**Task statement:**
The entries below are to be given back exactly, with images excluded.

**Given data:**
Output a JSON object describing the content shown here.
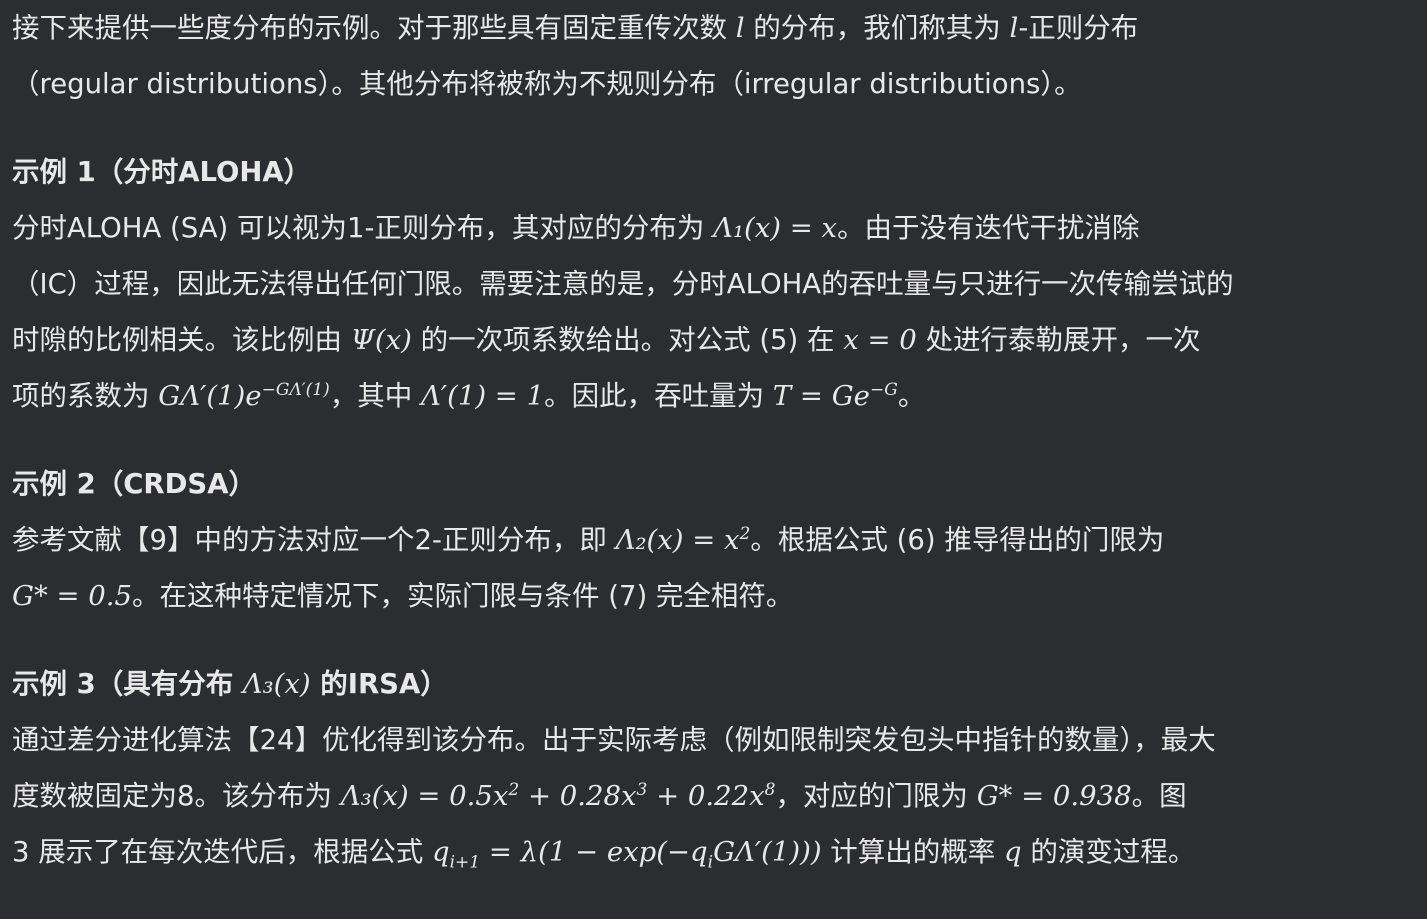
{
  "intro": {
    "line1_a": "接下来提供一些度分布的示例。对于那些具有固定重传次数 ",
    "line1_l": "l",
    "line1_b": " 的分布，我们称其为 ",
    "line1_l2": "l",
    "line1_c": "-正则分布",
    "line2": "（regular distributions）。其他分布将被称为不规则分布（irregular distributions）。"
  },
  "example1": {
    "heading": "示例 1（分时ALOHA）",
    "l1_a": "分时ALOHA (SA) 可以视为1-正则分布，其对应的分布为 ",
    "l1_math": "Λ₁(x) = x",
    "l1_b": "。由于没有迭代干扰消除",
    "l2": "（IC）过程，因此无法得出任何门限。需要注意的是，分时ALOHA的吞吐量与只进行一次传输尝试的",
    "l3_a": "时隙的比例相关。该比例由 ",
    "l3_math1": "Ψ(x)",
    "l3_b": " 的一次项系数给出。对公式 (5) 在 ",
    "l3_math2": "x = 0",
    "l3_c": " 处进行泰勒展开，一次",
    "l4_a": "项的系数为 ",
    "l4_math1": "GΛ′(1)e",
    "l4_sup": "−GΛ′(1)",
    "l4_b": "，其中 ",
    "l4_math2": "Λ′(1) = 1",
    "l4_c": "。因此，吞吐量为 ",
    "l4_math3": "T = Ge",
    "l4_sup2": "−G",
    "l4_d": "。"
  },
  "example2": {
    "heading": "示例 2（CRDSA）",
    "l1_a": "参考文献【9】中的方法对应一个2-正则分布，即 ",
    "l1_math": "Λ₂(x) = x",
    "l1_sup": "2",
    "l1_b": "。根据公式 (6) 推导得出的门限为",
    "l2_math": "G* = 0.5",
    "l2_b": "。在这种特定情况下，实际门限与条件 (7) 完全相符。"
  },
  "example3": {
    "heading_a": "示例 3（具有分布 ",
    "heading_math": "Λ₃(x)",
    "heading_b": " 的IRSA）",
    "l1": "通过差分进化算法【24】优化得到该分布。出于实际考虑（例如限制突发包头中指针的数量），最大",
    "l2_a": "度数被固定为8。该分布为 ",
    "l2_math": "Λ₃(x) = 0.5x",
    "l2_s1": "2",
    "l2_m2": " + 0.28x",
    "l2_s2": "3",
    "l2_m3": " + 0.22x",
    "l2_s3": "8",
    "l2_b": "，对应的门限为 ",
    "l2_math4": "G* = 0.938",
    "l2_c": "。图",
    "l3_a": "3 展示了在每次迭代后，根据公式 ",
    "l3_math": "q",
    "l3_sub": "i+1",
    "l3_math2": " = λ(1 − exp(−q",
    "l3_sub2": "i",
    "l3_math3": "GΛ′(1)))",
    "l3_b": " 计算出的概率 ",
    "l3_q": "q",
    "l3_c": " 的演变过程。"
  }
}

**Completed task:**
Output a JSON object describing the content shown here.
{
  "intro": {
    "line1_a": "接下来提供一些度分布的示例。对于那些具有固定重传次数 ",
    "line1_l": "l",
    "line1_b": " 的分布，我们称其为 ",
    "line1_l2": "l",
    "line1_c": "-正则分布",
    "line2": "（regular distributions）。其他分布将被称为不规则分布（irregular distributions）。"
  },
  "example1": {
    "heading": "示例 1（分时ALOHA）",
    "l1_a": "分时ALOHA (SA) 可以视为1-正则分布，其对应的分布为 ",
    "l1_math": "Λ₁(x) = x",
    "l1_b": "。由于没有迭代干扰消除",
    "l2": "（IC）过程，因此无法得出任何门限。需要注意的是，分时ALOHA的吞吐量与只进行一次传输尝试的",
    "l3_a": "时隙的比例相关。该比例由 ",
    "l3_math1": "Ψ(x)",
    "l3_b": " 的一次项系数给出。对公式 (5) 在 ",
    "l3_math2": "x = 0",
    "l3_c": " 处进行泰勒展开，一次",
    "l4_a": "项的系数为 ",
    "l4_math1": "GΛ′(1)e",
    "l4_sup": "−GΛ′(1)",
    "l4_b": "，其中 ",
    "l4_math2": "Λ′(1) = 1",
    "l4_c": "。因此，吞吐量为 ",
    "l4_math3": "T = Ge",
    "l4_sup2": "−G",
    "l4_d": "。"
  },
  "example2": {
    "heading": "示例 2（CRDSA）",
    "l1_a": "参考文献【9】中的方法对应一个2-正则分布，即 ",
    "l1_math": "Λ₂(x) = x",
    "l1_sup": "2",
    "l1_b": "。根据公式 (6) 推导得出的门限为",
    "l2_math": "G* = 0.5",
    "l2_b": "。在这种特定情况下，实际门限与条件 (7) 完全相符。"
  },
  "example3": {
    "heading_a": "示例 3（具有分布 ",
    "heading_math": "Λ₃(x)",
    "heading_b": " 的IRSA）",
    "l1": "通过差分进化算法【24】优化得到该分布。出于实际考虑（例如限制突发包头中指针的数量），最大",
    "l2_a": "度数被固定为8。该分布为 ",
    "l2_math": "Λ₃(x) = 0.5x",
    "l2_s1": "2",
    "l2_m2": " + 0.28x",
    "l2_s2": "3",
    "l2_m3": " + 0.22x",
    "l2_s3": "8",
    "l2_b": "，对应的门限为 ",
    "l2_math4": "G* = 0.938",
    "l2_c": "。图",
    "l3_a": "3 展示了在每次迭代后，根据公式 ",
    "l3_math": "q",
    "l3_sub": "i+1",
    "l3_math2": " = λ(1 − exp(−q",
    "l3_sub2": "i",
    "l3_math3": "GΛ′(1)))",
    "l3_b": " 计算出的概率 ",
    "l3_q": "q",
    "l3_c": " 的演变过程。"
  }
}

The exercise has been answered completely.